-------- TASK MATERIAL
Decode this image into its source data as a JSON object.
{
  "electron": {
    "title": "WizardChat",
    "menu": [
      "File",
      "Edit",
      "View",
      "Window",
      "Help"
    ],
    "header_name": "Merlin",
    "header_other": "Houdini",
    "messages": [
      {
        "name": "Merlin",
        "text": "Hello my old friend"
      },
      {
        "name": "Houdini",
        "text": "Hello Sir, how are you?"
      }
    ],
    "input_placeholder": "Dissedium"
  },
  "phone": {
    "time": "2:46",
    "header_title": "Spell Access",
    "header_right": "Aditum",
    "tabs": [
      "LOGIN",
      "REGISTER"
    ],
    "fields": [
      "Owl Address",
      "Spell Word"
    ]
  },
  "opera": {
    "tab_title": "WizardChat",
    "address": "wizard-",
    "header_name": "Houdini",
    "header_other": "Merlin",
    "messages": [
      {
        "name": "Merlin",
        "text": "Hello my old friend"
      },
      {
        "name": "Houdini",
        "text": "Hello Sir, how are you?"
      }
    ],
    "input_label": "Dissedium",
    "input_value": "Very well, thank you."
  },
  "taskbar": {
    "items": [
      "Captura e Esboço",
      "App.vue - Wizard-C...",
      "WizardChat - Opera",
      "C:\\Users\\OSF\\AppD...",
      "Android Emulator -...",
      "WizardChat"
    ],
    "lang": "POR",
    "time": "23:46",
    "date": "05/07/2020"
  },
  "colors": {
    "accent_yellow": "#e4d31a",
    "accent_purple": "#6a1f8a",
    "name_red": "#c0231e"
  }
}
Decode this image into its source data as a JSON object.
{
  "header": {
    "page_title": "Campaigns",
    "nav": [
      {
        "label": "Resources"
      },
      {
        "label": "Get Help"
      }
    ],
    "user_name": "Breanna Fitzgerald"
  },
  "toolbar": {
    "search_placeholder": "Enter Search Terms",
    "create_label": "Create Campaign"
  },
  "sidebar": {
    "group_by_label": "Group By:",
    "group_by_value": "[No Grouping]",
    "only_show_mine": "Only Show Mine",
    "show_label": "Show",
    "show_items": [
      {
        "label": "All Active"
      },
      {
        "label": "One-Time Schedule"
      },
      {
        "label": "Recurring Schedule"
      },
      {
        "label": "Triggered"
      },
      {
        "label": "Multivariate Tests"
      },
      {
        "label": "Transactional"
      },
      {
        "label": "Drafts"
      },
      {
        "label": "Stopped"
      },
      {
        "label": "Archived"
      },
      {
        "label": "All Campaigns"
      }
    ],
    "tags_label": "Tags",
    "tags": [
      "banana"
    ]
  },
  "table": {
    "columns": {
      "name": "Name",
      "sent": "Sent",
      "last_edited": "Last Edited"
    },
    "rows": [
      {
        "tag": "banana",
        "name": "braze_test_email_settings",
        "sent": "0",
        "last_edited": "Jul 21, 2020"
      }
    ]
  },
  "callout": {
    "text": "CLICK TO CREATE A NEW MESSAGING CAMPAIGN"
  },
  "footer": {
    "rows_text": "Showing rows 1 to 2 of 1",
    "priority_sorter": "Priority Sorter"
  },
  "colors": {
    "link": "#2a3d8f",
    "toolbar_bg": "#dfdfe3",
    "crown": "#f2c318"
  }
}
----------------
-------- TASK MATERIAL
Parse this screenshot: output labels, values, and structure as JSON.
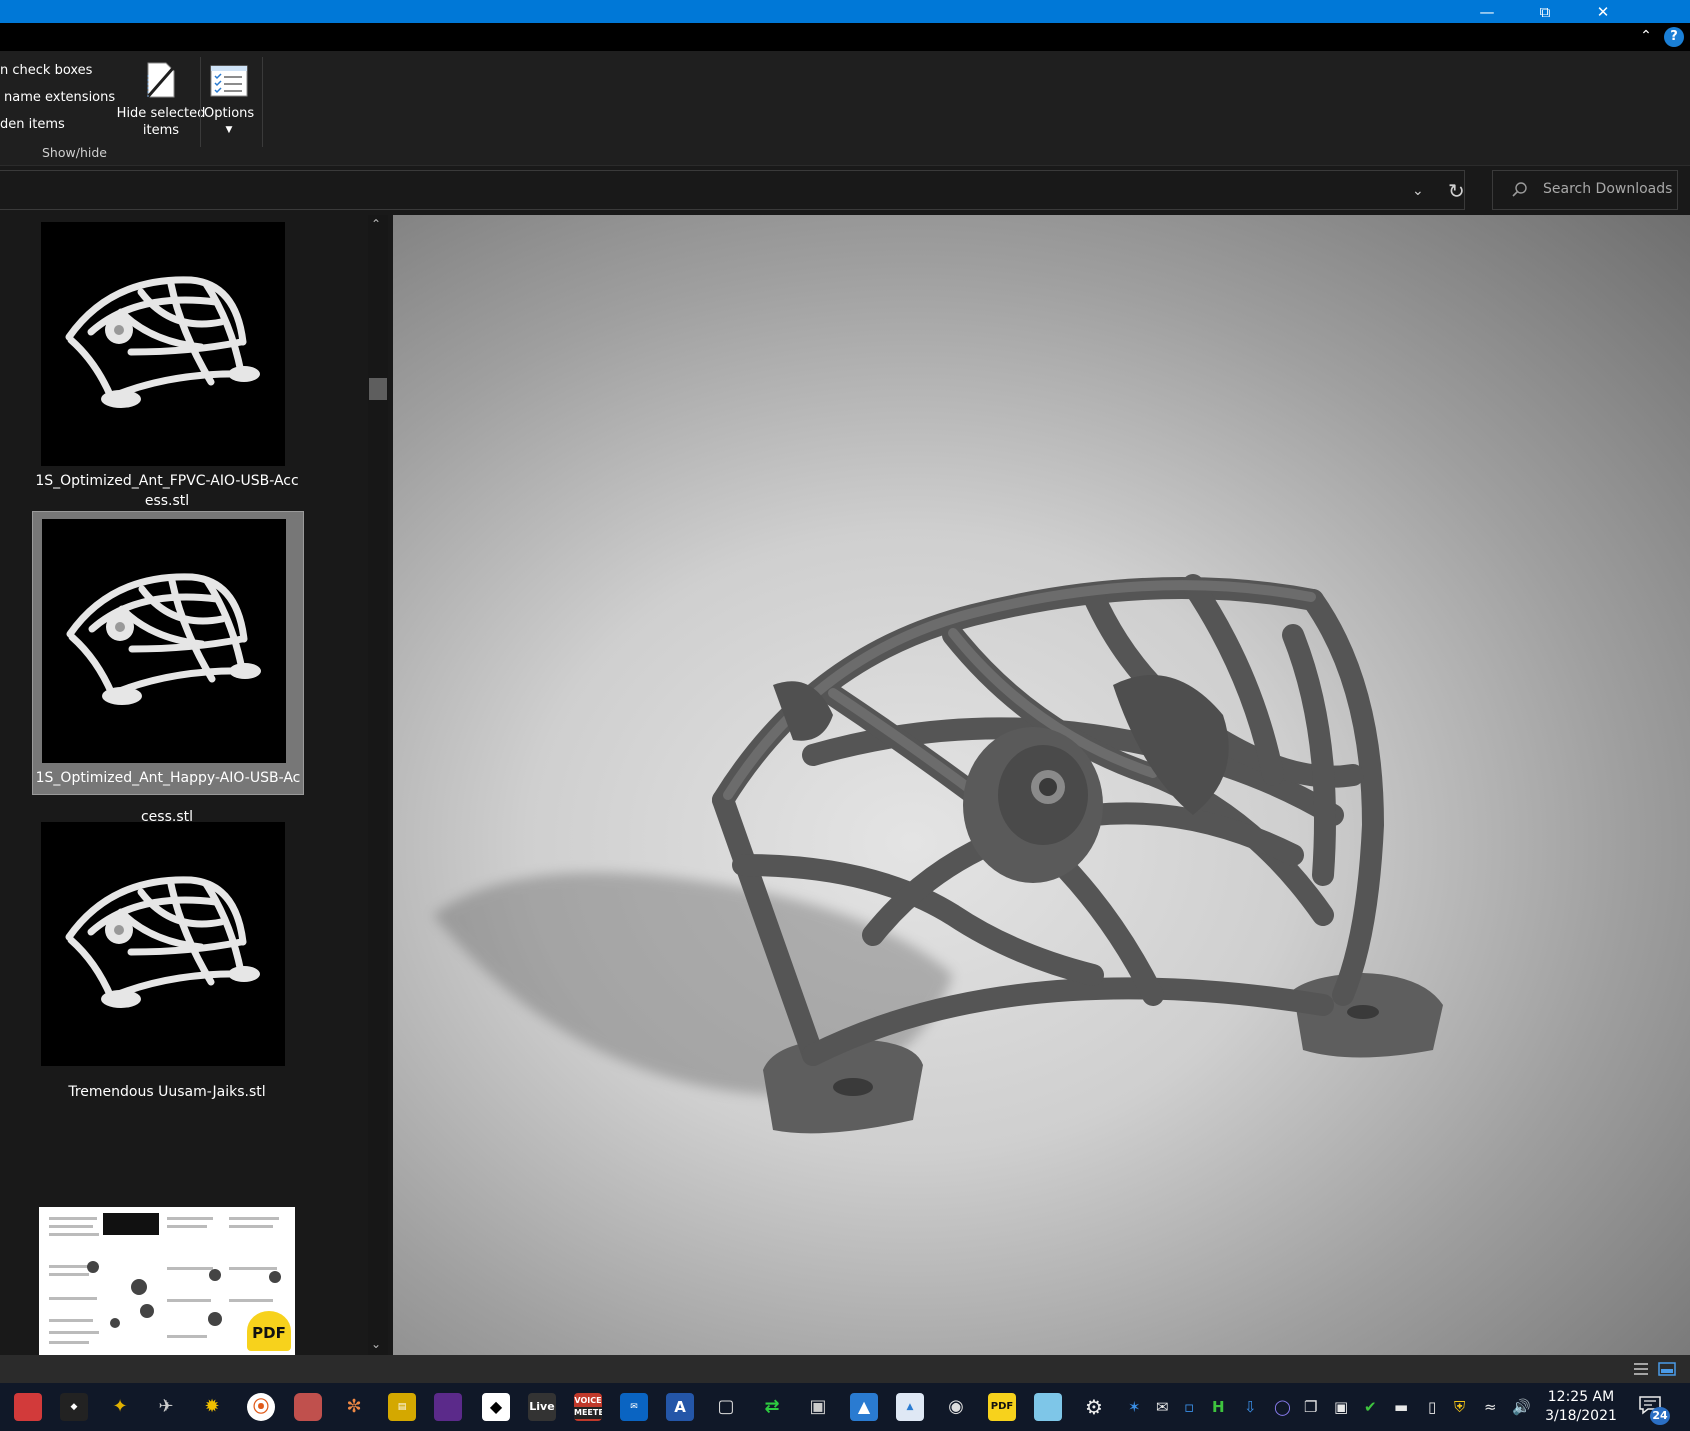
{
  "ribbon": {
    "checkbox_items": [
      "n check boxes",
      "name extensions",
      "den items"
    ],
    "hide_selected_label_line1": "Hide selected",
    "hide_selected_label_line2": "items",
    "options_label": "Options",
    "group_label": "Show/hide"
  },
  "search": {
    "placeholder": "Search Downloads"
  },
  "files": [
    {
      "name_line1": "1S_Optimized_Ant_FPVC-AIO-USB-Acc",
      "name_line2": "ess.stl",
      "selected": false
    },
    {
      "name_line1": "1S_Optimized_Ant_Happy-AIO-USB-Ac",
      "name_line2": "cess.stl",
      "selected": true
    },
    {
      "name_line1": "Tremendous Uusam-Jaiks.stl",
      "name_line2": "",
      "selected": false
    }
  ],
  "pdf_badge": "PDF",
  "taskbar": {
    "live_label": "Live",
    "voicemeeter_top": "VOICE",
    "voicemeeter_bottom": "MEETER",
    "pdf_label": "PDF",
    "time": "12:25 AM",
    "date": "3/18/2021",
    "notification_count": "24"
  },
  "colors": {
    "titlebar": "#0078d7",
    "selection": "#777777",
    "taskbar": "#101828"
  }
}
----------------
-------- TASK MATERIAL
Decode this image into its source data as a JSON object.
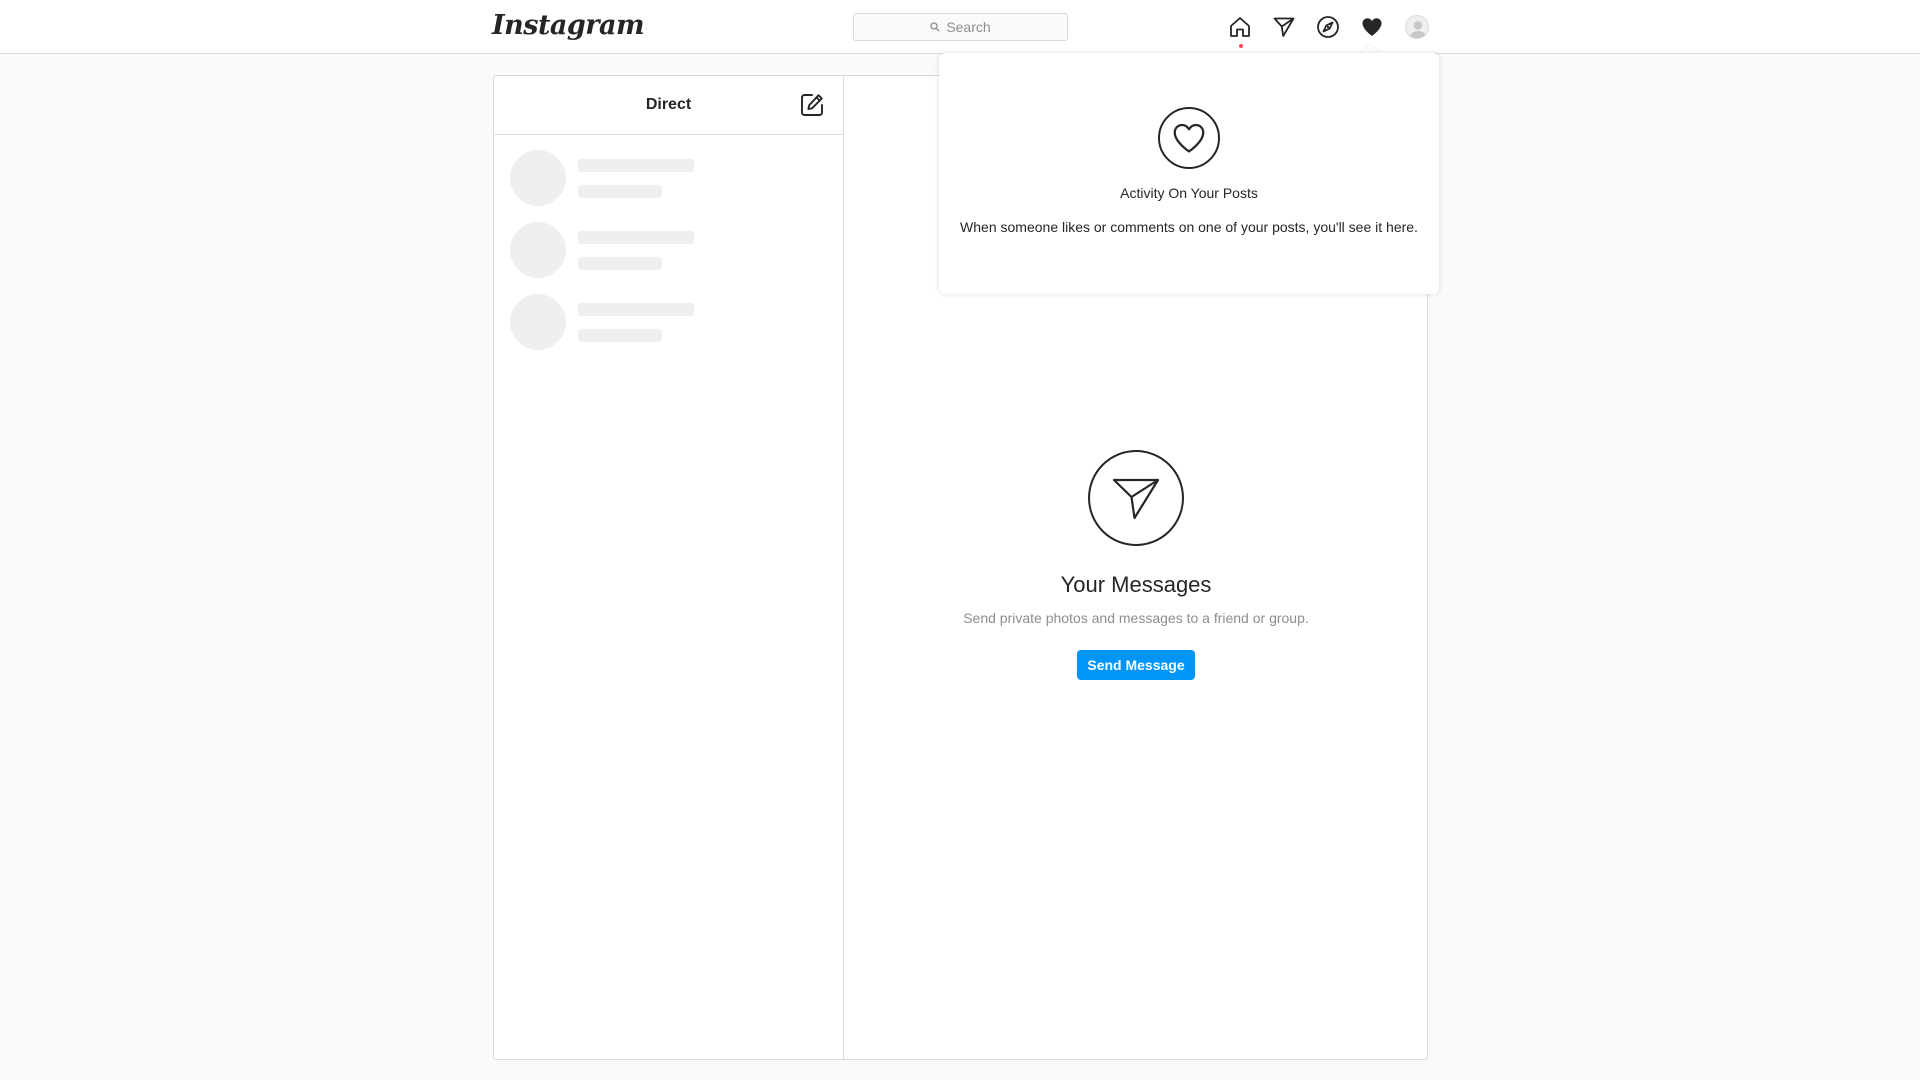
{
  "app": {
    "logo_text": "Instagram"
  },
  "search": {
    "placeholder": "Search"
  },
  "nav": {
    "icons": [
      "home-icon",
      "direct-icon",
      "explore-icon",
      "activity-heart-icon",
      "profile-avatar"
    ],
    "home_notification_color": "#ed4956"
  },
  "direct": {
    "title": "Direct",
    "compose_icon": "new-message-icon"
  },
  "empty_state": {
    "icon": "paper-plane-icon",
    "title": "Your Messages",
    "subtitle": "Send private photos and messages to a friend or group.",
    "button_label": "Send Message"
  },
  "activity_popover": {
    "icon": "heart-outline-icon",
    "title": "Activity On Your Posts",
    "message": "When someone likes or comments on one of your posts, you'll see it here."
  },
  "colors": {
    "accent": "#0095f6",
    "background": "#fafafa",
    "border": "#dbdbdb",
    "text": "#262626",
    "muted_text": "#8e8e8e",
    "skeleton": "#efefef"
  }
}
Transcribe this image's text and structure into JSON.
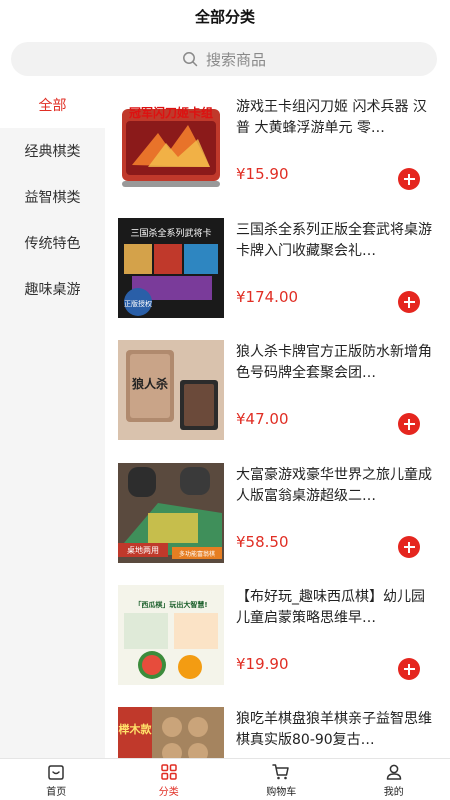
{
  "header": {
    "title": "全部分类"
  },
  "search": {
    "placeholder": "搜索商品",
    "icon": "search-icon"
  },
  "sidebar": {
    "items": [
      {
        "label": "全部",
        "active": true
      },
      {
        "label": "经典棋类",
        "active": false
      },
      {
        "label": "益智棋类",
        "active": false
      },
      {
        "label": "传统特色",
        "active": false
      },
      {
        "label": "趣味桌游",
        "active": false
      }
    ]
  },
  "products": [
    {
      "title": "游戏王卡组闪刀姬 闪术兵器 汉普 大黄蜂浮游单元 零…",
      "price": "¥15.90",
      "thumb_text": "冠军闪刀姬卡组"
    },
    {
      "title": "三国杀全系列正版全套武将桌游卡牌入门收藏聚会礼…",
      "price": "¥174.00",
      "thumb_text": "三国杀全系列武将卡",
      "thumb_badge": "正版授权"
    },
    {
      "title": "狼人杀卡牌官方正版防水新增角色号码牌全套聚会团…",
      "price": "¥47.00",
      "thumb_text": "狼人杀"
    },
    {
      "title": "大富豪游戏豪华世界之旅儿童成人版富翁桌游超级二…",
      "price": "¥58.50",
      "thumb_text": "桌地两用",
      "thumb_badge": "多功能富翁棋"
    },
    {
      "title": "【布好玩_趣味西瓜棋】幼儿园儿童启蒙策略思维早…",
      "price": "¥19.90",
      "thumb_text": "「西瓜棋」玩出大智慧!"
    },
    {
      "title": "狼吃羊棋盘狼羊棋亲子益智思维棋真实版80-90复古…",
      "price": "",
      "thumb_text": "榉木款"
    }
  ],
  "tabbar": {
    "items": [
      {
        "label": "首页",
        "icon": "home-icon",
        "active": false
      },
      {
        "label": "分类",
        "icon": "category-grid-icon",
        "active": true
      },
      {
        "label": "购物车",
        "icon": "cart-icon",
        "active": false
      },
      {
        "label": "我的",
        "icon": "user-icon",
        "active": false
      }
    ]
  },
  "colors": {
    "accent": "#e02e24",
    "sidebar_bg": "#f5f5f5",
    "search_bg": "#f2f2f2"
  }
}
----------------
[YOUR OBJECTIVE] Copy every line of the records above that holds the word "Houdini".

[RESPONSE AREA]
    "header_other": "Houdini",
        "name": "Houdini",
    "header_name": "Houdini",
        "name": "Houdini",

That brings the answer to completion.